#1 – Balance: When on the horse’s back, the center of the saddle (seat area) should be parallel to the ground. #2 – Wither Clearance: Clearance at the withers should be the width of two to three fingers for normal withers; mutton withers will have more clearance while high withers will have less clearance.
How do you tell if your saddle is too small for you?
While you don’t generally see many people riding in saddles that are too large, it’s common to see riders in saddles that are too small. As a rule of thumb, you should be able to fit at least a four-finger width between the end of your seat and the cantle. Any less than that and the saddle is too small.
What is the best saddle for a beginner rider?
Shopping for your first saddle? Here’s what you need to know.
- Henri de Rivel Lumina Close Contact Saddle.
- Collegiate Lectern Dressage Saddle.
- Pessoa Gen X Elita II Saddle.
- Wintec 500 Flocked All Purpose Saddle.
- Bates Caprelli Close Contact+ Saddle CAIR.
Do you buy a saddle to fit the horse or the rider?
As well as fitting the horse, it’s important that the saddle fit the rider. A saddle that is too small will cause discomfort as you bump against the pommel at every stride (believe me, I’ve been there) A saddle that is too large will have you swimming around trying to maintain your position.
Can a saddle be too short for a horse?
A saddle can’t really BE too small for a horse – yes it can look like a pea on a drum, but as long as it is big enough for a rider it matters not.
What size saddle do I need for a 15hh horse?
Scapular to last rib 47cm/18 ¼” when you take off 5cm/2” for shoulder movement, that gives you 42cm /16” very small space for a saddle on a 15hh horse. 16.5” saddle set as far back as it can go without going past the last rib.
Where should a saddle sit on a horse?
- The saddle needs to sit 2-3 fingers behind the shoulderblade and its muscles (see picture below). …
- The saddle must nowhere touch the spinal processes, or the dorsal ligament system. …
- The saddle should not extend over L3 (3rd lumbar vertebra).
How tight should a saddle be?
Do not over tighten the cinch. The tighter you cinch the more pressure YOU create before you even sit in the saddle.
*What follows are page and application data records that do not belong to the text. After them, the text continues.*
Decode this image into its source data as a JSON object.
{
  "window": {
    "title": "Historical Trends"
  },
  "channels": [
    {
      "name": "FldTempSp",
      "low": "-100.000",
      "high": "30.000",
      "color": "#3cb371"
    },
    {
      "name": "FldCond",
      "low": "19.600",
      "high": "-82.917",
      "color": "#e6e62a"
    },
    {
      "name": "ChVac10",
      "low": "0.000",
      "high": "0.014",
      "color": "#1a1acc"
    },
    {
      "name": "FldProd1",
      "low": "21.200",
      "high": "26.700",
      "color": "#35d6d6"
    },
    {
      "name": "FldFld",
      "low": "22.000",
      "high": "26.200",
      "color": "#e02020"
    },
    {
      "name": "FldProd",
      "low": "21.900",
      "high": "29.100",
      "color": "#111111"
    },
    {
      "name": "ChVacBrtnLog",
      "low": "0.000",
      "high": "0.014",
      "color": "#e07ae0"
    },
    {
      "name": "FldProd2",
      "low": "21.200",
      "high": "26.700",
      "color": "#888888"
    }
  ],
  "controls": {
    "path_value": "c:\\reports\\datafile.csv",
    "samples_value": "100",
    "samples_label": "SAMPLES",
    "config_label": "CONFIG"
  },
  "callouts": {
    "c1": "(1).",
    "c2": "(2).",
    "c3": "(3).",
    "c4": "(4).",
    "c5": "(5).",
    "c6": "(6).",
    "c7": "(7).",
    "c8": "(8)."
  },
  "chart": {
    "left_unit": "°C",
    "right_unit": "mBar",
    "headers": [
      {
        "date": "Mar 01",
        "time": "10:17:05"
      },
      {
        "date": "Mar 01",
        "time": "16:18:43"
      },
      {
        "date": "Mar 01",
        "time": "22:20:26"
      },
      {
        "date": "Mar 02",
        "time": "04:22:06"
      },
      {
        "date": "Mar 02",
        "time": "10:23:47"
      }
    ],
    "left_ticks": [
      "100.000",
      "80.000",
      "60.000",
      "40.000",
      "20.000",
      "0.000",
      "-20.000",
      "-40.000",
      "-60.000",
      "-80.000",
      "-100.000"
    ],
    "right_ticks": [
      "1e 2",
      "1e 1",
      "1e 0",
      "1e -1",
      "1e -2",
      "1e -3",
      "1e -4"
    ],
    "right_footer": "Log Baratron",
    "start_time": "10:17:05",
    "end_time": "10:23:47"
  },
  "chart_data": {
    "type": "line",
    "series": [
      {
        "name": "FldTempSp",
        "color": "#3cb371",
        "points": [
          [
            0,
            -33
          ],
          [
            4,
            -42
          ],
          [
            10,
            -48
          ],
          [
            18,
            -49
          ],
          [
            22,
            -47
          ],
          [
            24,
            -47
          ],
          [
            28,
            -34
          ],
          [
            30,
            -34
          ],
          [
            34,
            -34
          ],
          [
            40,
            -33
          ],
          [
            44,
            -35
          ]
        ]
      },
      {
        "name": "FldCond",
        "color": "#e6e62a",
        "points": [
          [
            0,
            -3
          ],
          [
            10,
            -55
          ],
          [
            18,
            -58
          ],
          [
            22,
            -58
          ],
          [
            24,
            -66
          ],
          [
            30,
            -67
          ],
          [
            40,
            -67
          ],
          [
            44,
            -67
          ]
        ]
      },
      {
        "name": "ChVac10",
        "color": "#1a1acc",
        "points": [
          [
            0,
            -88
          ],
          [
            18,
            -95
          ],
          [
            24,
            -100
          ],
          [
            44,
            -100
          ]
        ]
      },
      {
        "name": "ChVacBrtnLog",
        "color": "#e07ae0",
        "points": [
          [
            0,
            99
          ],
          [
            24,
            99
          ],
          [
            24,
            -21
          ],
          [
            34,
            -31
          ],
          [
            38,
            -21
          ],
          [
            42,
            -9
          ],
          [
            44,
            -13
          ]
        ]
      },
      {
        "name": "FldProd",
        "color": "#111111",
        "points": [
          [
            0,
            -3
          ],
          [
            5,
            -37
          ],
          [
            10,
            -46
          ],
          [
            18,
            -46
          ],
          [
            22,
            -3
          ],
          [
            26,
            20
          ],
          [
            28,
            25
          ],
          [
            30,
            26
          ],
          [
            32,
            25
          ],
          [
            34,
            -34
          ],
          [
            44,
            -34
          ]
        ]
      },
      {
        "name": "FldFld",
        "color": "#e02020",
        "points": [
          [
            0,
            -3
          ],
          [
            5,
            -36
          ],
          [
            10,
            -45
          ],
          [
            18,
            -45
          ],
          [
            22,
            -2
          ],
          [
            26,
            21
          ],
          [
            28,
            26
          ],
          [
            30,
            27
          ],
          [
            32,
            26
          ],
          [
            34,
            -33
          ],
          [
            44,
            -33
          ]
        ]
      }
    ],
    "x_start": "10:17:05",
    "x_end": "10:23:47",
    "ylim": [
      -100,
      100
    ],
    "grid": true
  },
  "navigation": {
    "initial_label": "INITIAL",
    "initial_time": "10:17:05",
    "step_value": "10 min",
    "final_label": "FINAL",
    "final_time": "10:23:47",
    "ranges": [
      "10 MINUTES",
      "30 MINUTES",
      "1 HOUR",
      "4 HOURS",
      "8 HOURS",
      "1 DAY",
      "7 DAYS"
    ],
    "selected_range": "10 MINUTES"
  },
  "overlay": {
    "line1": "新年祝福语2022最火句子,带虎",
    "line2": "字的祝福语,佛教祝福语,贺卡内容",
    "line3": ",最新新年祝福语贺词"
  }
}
The front cinch should be about as tight as your belt; if it’s comfortable for you, then it should be comfortable for the horse. Do not over tighten the cinch to compensate for a saddle that rolls.